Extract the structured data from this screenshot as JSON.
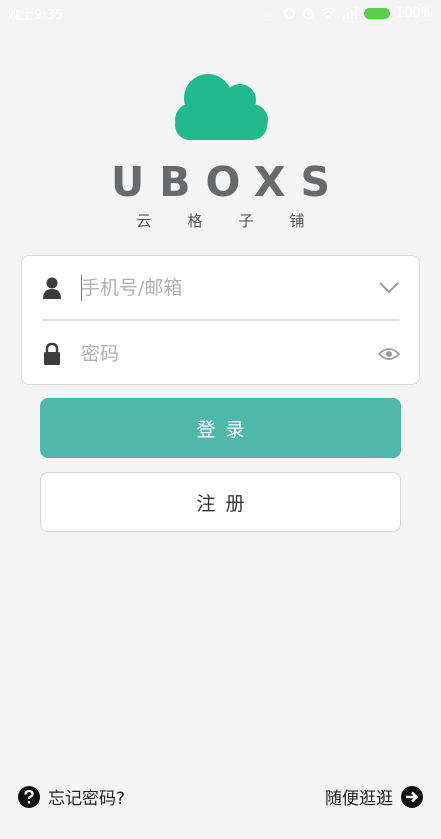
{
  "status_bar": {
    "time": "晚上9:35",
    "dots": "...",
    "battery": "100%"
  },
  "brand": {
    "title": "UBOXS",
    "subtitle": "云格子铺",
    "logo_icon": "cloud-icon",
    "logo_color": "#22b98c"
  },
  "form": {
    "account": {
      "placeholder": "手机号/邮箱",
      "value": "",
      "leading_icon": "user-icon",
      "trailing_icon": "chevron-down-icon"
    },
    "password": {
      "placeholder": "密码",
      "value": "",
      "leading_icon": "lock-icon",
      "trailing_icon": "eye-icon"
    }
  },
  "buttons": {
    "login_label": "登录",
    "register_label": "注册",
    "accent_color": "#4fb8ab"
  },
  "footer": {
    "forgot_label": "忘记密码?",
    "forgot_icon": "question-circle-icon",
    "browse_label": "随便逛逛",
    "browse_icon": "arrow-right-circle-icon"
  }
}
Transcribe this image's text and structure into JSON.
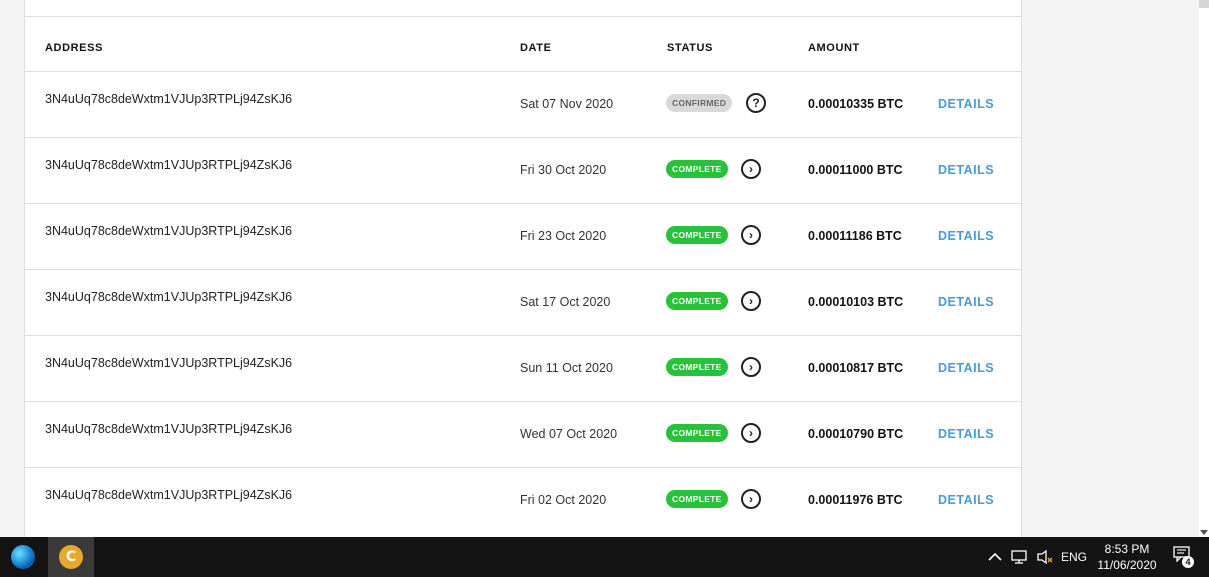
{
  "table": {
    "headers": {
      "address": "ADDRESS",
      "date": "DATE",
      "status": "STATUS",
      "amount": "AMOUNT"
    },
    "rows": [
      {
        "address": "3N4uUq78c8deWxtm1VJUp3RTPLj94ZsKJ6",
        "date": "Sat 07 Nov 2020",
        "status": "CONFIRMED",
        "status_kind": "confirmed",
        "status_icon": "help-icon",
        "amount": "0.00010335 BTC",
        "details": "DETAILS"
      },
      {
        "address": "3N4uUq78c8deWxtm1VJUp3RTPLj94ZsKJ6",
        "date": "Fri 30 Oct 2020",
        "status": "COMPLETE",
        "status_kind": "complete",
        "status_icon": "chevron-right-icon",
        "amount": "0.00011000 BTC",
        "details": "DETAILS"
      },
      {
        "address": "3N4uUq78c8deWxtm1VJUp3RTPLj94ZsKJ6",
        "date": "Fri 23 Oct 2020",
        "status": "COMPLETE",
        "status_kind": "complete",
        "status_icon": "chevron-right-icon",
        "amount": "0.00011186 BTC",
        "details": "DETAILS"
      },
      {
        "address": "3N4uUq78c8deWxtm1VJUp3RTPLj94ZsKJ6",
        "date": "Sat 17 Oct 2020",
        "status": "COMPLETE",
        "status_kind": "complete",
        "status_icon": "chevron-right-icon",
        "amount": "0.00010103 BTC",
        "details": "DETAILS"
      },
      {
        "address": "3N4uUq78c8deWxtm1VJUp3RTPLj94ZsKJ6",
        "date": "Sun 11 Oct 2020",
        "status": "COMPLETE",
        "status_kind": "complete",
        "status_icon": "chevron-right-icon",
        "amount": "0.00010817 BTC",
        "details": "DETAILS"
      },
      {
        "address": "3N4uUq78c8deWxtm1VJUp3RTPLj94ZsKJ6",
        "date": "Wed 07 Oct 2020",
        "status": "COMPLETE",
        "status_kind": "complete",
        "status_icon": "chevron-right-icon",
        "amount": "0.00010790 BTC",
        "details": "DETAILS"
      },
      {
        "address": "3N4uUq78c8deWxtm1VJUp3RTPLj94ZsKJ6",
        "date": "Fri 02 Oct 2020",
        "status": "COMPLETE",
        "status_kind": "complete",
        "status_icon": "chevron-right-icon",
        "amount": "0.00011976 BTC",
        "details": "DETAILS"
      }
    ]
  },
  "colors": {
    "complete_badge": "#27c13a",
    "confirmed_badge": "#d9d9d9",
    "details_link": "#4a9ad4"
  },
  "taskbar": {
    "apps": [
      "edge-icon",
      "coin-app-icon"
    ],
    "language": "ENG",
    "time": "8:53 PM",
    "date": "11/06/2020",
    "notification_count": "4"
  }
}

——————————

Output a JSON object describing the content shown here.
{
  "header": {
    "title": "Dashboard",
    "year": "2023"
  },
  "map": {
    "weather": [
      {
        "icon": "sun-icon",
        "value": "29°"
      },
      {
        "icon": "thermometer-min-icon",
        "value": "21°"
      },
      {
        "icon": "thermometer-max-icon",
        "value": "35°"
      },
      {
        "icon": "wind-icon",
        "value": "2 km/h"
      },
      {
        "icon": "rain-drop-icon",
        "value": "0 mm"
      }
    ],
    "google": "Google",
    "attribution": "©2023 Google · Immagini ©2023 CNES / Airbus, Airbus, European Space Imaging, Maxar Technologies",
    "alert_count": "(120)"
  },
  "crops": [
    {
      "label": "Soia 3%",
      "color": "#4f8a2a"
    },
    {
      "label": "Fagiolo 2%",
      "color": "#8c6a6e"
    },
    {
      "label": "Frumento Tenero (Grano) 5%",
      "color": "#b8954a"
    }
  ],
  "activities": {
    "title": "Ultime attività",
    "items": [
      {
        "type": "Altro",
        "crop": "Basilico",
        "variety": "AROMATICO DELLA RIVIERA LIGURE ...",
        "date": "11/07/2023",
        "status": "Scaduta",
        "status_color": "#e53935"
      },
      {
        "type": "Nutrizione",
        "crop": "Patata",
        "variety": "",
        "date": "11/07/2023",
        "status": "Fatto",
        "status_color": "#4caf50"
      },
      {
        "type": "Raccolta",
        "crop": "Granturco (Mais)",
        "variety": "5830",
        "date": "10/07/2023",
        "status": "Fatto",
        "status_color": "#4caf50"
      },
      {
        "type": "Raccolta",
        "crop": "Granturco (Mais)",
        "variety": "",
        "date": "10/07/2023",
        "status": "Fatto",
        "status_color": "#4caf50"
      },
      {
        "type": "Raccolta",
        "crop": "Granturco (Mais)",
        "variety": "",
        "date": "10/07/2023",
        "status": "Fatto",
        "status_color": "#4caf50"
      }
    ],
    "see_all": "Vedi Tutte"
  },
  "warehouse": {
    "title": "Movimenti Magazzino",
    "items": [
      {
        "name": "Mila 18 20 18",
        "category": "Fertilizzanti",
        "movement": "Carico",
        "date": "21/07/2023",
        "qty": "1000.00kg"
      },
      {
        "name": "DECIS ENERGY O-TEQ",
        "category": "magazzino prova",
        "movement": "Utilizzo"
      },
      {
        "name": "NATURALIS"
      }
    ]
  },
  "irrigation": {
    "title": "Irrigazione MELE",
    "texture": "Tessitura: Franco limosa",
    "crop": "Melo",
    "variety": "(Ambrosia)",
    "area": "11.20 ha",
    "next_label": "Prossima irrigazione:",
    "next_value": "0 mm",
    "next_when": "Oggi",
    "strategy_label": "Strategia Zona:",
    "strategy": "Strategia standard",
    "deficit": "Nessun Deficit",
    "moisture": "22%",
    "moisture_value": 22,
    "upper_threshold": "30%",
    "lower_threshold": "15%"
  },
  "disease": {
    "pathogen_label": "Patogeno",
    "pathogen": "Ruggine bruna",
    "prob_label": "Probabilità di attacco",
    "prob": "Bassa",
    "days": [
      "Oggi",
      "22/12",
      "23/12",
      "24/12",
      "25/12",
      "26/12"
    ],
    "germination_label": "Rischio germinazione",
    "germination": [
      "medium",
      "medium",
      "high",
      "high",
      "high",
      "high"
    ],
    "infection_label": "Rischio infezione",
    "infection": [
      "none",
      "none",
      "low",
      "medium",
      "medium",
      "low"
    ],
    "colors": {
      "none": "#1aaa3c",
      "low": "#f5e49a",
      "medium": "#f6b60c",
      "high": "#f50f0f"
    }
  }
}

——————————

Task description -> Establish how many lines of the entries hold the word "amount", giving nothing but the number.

Answer section -> 8